Letter: A Remarkable Thing Happened at the May 9 RTM Meeting

letter to the editorLetter to the editor submitted by Karen Fassuliotis, RTM District 7. (The views expressed here are her own.)

On Monday night, May 9, 2016, a remarkable thing happened at the Greenwich Representative Town Meeting (RTM).

The body voted to actually delete funds from the proposed 2016-2017 increased expenditures that were approved by the Board of Estimate and Taxation (BET). When considering a Town budget of approximately $500 million (a total spending increase of 9.8% over 2015-2016, by the way), the RTM deletions were minimal. Of the budget items deleted, a mere $609,631 was taken from the Town’s operating budget (with no reduction to the Town’s education budget or The Nathaniel Witherell), two capital projects were eliminated ($390,000 from a project that would have changed the way pedestrians maneuver crossing the Post Road in Cos Cob and $2.5 million for the Northwest Fire Station) and one project was reduced ($300,000 was taken from the Eastern Civic Center project).

However, the fact that the RTM actually deleted funds from the budget for the first time in years was a major shift in how this body has acted on Town spending.

It is curious, and something that has not gone unnoticed, that some of our Town leaders are now focusing their conversation on how “unfair” the process was, how the RTM was not thoughtful in the reductions they made (which was clearly not the case) and even possibly having a referendum to vote on the Northwest Fire Station. In the past, when things have gone their way (MISA, Byram Pool and other spending) our Town leaders have stated that the RTM represents the will of the people of Greenwich and the people have spoken.

With the Monday night reduction, that mantra has now become “the process wasn’t fair.” It certainly is baffling given that the vote to reject the purchase of the Fairview Golf Course property for a fire station was overwhelmingly against that appropriation.

Perhaps instead of complaining, our Town leaders, going forward, should start focusing their conversation on how our Town will begin to curtail the rate of spending. And while the vote to reduce the operating budget was very close, it is clear that over half of the RTM members present clearly rejected the increase in spending that has become the “way of life” in Greenwich politics. The RTM spoke. We need to change our Town’s spending habits. It is that simple.

The fact of the matter is that people in Greenwich are concerned about their taxes and the additional strain that is being put on family finances. In Central Greenwich, many property assessments have increased an average of twenty five percent. Add that to the mill rate increase and these folks will be seeing a whopping tax increase. Some members of both political parties have privately stated, if you can’t afford the taxes in Greenwich you can always move. That is clearly not what the “solution” is, nor should it be. We need to start controlling our Town’s spending without sacrificing services, as has been threatened by members in Town Hall.
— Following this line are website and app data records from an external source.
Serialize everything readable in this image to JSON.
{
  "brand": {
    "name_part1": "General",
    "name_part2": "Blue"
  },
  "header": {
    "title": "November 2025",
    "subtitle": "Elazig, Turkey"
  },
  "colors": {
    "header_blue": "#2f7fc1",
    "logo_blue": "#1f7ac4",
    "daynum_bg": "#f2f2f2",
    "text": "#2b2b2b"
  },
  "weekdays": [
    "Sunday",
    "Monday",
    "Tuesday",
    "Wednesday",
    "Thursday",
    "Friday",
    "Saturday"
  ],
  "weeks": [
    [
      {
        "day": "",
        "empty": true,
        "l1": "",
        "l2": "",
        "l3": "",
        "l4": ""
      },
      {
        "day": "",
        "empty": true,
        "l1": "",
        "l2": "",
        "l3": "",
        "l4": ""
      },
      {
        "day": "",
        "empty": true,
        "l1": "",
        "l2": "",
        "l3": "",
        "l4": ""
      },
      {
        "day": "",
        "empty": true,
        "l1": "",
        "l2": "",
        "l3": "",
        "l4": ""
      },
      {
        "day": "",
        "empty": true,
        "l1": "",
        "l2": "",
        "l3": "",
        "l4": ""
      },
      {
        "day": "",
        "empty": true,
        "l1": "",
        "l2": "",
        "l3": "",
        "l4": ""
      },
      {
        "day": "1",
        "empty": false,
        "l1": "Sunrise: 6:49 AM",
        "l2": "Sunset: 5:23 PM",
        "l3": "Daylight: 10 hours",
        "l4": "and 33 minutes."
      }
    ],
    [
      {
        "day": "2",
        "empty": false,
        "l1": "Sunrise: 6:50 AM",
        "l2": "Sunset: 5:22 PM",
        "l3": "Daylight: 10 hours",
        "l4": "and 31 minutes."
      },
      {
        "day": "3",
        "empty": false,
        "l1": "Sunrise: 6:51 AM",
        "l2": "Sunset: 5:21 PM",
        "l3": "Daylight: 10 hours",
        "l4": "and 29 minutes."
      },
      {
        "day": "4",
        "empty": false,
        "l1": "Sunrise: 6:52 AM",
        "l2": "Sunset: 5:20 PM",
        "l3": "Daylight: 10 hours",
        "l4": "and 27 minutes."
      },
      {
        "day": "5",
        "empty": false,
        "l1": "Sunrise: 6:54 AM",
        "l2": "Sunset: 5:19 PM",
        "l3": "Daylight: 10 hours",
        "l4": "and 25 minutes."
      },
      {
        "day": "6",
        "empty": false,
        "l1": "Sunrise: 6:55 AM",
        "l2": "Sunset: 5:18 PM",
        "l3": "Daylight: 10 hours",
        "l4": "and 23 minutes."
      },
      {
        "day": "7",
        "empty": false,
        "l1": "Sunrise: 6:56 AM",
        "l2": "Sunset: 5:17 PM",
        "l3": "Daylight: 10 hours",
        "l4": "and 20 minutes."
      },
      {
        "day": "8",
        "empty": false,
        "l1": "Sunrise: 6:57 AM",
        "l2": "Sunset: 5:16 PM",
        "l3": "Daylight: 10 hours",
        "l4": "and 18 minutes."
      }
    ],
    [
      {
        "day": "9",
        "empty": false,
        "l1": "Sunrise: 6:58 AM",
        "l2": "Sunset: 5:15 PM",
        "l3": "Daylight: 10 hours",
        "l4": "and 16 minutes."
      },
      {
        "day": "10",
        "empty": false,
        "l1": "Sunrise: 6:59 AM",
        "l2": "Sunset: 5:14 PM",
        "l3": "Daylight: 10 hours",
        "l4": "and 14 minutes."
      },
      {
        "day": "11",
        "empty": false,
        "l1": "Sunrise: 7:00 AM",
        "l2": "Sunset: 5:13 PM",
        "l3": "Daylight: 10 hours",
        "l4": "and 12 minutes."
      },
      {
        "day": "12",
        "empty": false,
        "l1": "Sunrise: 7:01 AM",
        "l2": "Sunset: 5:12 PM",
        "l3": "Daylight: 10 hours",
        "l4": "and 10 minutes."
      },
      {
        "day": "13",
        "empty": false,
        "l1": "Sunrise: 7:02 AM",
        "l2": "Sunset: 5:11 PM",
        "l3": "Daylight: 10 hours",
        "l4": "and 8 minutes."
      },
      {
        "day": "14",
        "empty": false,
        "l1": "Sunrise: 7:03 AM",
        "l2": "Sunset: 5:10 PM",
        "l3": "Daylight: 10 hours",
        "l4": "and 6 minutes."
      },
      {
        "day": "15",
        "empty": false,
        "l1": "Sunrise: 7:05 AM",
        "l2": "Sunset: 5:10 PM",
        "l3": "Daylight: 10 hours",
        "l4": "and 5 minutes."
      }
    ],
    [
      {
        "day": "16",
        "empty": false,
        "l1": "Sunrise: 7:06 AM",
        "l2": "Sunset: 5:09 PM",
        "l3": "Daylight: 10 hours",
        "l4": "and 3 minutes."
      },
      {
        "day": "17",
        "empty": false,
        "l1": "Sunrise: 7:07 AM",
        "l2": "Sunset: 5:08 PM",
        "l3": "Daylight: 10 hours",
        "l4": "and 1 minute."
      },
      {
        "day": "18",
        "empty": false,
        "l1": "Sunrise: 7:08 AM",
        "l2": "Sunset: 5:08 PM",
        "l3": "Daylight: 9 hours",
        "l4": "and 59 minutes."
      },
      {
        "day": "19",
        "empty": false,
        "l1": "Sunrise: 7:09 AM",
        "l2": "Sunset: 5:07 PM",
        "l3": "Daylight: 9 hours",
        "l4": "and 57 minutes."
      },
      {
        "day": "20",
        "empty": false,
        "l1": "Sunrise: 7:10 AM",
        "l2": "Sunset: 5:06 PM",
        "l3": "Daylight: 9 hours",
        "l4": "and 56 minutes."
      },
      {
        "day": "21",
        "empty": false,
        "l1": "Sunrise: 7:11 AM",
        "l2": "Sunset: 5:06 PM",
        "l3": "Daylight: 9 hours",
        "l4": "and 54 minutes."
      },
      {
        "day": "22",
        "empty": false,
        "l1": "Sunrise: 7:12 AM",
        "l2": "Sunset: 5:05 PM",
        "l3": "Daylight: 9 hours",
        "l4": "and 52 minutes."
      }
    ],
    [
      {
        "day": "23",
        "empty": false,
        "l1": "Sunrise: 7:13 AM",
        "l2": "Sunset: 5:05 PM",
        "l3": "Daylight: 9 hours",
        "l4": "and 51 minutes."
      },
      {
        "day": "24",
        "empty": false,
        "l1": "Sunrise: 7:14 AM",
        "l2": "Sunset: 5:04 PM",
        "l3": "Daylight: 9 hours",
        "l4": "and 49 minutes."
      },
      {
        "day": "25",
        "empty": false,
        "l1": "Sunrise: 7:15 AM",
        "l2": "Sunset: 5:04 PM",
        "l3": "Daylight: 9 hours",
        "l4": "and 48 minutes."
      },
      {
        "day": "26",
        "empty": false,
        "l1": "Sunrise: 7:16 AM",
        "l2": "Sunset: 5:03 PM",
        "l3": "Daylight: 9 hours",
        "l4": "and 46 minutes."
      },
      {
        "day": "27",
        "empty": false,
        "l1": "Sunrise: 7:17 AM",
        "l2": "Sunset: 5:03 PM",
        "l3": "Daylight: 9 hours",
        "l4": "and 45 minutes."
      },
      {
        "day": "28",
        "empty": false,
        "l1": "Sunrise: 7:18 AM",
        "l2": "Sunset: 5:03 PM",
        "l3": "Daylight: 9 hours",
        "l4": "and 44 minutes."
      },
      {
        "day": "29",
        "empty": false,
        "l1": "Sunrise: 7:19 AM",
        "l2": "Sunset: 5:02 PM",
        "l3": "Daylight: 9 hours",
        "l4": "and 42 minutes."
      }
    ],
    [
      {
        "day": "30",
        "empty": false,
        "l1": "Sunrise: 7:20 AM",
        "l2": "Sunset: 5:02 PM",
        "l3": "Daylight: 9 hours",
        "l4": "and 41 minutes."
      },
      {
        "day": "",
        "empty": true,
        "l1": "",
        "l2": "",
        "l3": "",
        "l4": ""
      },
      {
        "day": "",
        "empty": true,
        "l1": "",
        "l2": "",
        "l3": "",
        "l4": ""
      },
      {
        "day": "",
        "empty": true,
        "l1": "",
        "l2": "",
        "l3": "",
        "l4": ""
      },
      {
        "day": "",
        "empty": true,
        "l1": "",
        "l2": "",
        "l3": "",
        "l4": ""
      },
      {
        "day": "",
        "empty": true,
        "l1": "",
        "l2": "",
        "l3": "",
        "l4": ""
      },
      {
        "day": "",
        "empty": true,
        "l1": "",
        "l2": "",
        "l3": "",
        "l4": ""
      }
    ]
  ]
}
There can be innovative ways that can accomplish increasing productivity without increasing costs. And if the problem really is in controlling our “fixed costs” then we should start there.

Our Town will be negotiating many union contracts in the upcoming months. The First Selectman must be a leader and start insisting on contracts shifting benefits to defined contributions to our police and fire unions and looking at how other Towns have been able to achieve substantial cost savings. The RTM Labor Contracts Committee should be steadfast in calling for major contract changes and be firm that headcount will likely be reduced without it.

The RTM should reject any contract that does not have these changes or other significant reform, such as active and retiree health care benefits.

The RTM vote was not a vote that will drastically change the amount of taxes we will pay in the 2016-2017 fiscal year. However, the RTM vote was a clear message to our Town leaders that it cannot and should not be “business as usual.” Hopefully they will start to listen.

Karen Fassuliotis is a RTM District 7 representative. The views expressed here are her own.

  • Jeff

    If this town is so worried about saving money why don’t they look into cutting GEMS, and have a commercial company come in here and do it for free. As a tax payer I want to make cuts without reducing the efficiency of my emergency services. Just a thought, and a resolution.

  • Allison Vera

    Who would come do it for free?

    • Allison Vera

      Oh, I was tired when I wrote that. I get it. User-pay. Any studies/reports/knowledge of where a switch has been made and worked. Everything I find online is negative, but they seem to be written mostly by the pro-public-funded camp.

  • Jeff

    A commercial ambulance, AMR?